Problem details>
Every record must be output verbatim in the reply.

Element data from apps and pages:
════

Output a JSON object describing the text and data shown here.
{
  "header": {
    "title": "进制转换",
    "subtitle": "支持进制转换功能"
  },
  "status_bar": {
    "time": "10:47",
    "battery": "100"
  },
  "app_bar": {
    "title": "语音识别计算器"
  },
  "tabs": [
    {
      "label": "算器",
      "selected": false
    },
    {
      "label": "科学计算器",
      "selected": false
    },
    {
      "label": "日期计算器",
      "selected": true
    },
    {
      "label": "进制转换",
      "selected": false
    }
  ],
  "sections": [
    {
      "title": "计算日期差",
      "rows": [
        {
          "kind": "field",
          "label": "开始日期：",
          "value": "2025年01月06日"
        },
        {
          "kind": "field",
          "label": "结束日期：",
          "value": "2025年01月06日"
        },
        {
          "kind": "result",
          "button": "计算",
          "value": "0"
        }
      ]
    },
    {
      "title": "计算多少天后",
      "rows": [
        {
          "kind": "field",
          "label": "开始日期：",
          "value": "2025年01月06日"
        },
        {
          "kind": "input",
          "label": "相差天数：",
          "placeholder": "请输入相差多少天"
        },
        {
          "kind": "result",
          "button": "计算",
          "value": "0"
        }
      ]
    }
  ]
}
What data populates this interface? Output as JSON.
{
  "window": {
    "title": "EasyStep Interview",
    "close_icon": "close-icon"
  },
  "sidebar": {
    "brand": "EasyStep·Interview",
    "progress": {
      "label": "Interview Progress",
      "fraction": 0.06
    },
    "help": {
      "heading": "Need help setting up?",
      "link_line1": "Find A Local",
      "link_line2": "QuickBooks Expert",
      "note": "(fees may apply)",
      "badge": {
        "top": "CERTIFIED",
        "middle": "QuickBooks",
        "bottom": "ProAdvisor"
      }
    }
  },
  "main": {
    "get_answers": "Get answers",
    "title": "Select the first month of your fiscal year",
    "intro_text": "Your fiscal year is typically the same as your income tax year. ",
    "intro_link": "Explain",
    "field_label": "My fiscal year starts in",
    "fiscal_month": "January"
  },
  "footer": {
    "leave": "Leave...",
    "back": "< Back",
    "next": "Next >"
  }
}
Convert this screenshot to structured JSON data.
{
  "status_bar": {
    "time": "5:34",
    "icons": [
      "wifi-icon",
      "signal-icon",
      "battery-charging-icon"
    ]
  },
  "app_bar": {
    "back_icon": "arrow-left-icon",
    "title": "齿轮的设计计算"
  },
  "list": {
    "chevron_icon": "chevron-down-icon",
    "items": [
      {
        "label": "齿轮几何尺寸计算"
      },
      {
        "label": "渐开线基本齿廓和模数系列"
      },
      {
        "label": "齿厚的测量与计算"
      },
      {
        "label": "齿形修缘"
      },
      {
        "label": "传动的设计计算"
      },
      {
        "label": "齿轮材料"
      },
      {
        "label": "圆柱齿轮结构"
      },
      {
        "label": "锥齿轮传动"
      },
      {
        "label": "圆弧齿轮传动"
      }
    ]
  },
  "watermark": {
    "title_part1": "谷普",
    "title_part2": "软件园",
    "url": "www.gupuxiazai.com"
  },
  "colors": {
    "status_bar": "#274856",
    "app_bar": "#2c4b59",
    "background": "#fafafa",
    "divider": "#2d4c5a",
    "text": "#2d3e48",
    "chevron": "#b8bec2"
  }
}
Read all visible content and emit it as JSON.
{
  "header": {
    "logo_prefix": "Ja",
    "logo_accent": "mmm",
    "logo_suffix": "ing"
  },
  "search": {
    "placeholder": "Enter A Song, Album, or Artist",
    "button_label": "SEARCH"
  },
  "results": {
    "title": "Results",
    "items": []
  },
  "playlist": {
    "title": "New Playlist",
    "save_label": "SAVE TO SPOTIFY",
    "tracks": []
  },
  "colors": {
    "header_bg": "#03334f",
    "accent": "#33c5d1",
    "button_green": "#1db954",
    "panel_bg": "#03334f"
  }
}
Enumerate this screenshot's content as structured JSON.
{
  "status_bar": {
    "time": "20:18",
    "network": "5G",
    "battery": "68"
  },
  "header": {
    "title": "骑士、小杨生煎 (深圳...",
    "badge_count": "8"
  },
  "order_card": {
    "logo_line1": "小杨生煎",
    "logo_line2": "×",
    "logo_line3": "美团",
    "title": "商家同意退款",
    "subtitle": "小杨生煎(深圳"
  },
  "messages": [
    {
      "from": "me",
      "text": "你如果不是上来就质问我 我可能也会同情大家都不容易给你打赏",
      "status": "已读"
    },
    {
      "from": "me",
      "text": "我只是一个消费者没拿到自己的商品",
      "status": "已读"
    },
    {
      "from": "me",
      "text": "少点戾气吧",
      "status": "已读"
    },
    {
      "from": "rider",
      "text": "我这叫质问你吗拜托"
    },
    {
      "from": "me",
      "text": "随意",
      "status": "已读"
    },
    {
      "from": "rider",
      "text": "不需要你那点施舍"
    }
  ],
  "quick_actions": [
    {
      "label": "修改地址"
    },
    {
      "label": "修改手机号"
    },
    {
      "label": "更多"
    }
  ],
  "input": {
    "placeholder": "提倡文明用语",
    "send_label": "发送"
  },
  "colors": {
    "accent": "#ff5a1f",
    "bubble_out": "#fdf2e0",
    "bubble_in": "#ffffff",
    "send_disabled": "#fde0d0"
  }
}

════

Response>
Output a JSON object describing the text and data shown here.
{
  "header": {
    "title": "进制转换",
    "subtitle": "支持进制转换功能"
  },
  "status_bar": {
    "time": "10:47",
    "battery": "100"
  },
  "app_bar": {
    "title": "语音识别计算器"
  },
  "tabs": [
    {
      "label": "算器",
      "selected": false
    },
    {
      "label": "科学计算器",
      "selected": false
    },
    {
      "label": "日期计算器",
      "selected": true
    },
    {
      "label": "进制转换",
      "selected": false
    }
  ],
  "sections": [
    {
      "title": "计算日期差",
      "rows": [
        {
          "kind": "field",
          "label": "开始日期：",
          "value": "2025年01月06日"
        },
        {
          "kind": "field",
          "label": "结束日期：",
          "value": "2025年01月06日"
        },
        {
          "kind": "result",
          "button": "计算",
          "value": "0"
        }
      ]
    },
    {
      "title": "计算多少天后",
      "rows": [
        {
          "kind": "field",
          "label": "开始日期：",
          "value": "2025年01月06日"
        },
        {
          "kind": "input",
          "label": "相差天数：",
          "placeholder": "请输入相差多少天"
        },
        {
          "kind": "result",
          "button": "计算",
          "value": "0"
        }
      ]
    }
  ]
}
What data populates this interface? Output as JSON.
{
  "window": {
    "title": "EasyStep Interview",
    "close_icon": "close-icon"
  },
  "sidebar": {
    "brand": "EasyStep·Interview",
    "progress": {
      "label": "Interview Progress",
      "fraction": 0.06
    },
    "help": {
      "heading": "Need help setting up?",
      "link_line1": "Find A Local",
      "link_line2": "QuickBooks Expert",
      "note": "(fees may apply)",
      "badge": {
        "top": "CERTIFIED",
        "middle": "QuickBooks",
        "bottom": "ProAdvisor"
      }
    }
  },
  "main": {
    "get_answers": "Get answers",
    "title": "Select the first month of your fiscal year",
    "intro_text": "Your fiscal year is typically the same as your income tax year. ",
    "intro_link": "Explain",
    "field_label": "My fiscal year starts in",
    "fiscal_month": "January"
  },
  "footer": {
    "leave": "Leave...",
    "back": "< Back",
    "next": "Next >"
  }
}
Convert this screenshot to structured JSON data.
{
  "status_bar": {
    "time": "5:34",
    "icons": [
      "wifi-icon",
      "signal-icon",
      "battery-charging-icon"
    ]
  },
  "app_bar": {
    "back_icon": "arrow-left-icon",
    "title": "齿轮的设计计算"
  },
  "list": {
    "chevron_icon": "chevron-down-icon",
    "items": [
      {
        "label": "齿轮几何尺寸计算"
      },
      {
        "label": "渐开线基本齿廓和模数系列"
      },
      {
        "label": "齿厚的测量与计算"
      },
      {
        "label": "齿形修缘"
      },
      {
        "label": "传动的设计计算"
      },
      {
        "label": "齿轮材料"
      },
      {
        "label": "圆柱齿轮结构"
      },
      {
        "label": "锥齿轮传动"
      },
      {
        "label": "圆弧齿轮传动"
      }
    ]
  },
  "watermark": {
    "title_part1": "谷普",
    "title_part2": "软件园",
    "url": "www.gupuxiazai.com"
  },
  "colors": {
    "status_bar": "#274856",
    "app_bar": "#2c4b59",
    "background": "#fafafa",
    "divider": "#2d4c5a",
    "text": "#2d3e48",
    "chevron": "#b8bec2"
  }
}
Read all visible content and emit it as JSON.
{
  "header": {
    "logo_prefix": "Ja",
    "logo_accent": "mmm",
    "logo_suffix": "ing"
  },
  "search": {
    "placeholder": "Enter A Song, Album, or Artist",
    "button_label": "SEARCH"
  },
  "results": {
    "title": "Results",
    "items": []
  },
  "playlist": {
    "title": "New Playlist",
    "save_label": "SAVE TO SPOTIFY",
    "tracks": []
  },
  "colors": {
    "header_bg": "#03334f",
    "accent": "#33c5d1",
    "button_green": "#1db954",
    "panel_bg": "#03334f"
  }
}
Enumerate this screenshot's content as structured JSON.
{
  "status_bar": {
    "time": "20:18",
    "network": "5G",
    "battery": "68"
  },
  "header": {
    "title": "骑士、小杨生煎 (深圳...",
    "badge_count": "8"
  },
  "order_card": {
    "logo_line1": "小杨生煎",
    "logo_line2": "×",
    "logo_line3": "美团",
    "title": "商家同意退款",
    "subtitle": "小杨生煎(深圳"
  },
  "messages": [
    {
      "from": "me",
      "text": "你如果不是上来就质问我 我可能也会同情大家都不容易给你打赏",
      "status": "已读"
    },
    {
      "from": "me",
      "text": "我只是一个消费者没拿到自己的商品",
      "status": "已读"
    },
    {
      "from": "me",
      "text": "少点戾气吧",
      "status": "已读"
    },
    {
      "from": "rider",
      "text": "我这叫质问你吗拜托"
    },
    {
      "from": "me",
      "text": "随意",
      "status": "已读"
    },
    {
      "from": "rider",
      "text": "不需要你那点施舍"
    }
  ],
  "quick_actions": [
    {
      "label": "修改地址"
    },
    {
      "label": "修改手机号"
    },
    {
      "label": "更多"
    }
  ],
  "input": {
    "placeholder": "提倡文明用语",
    "send_label": "发送"
  },
  "colors": {
    "accent": "#ff5a1f",
    "bubble_out": "#fdf2e0",
    "bubble_in": "#ffffff",
    "send_disabled": "#fde0d0"
  }
}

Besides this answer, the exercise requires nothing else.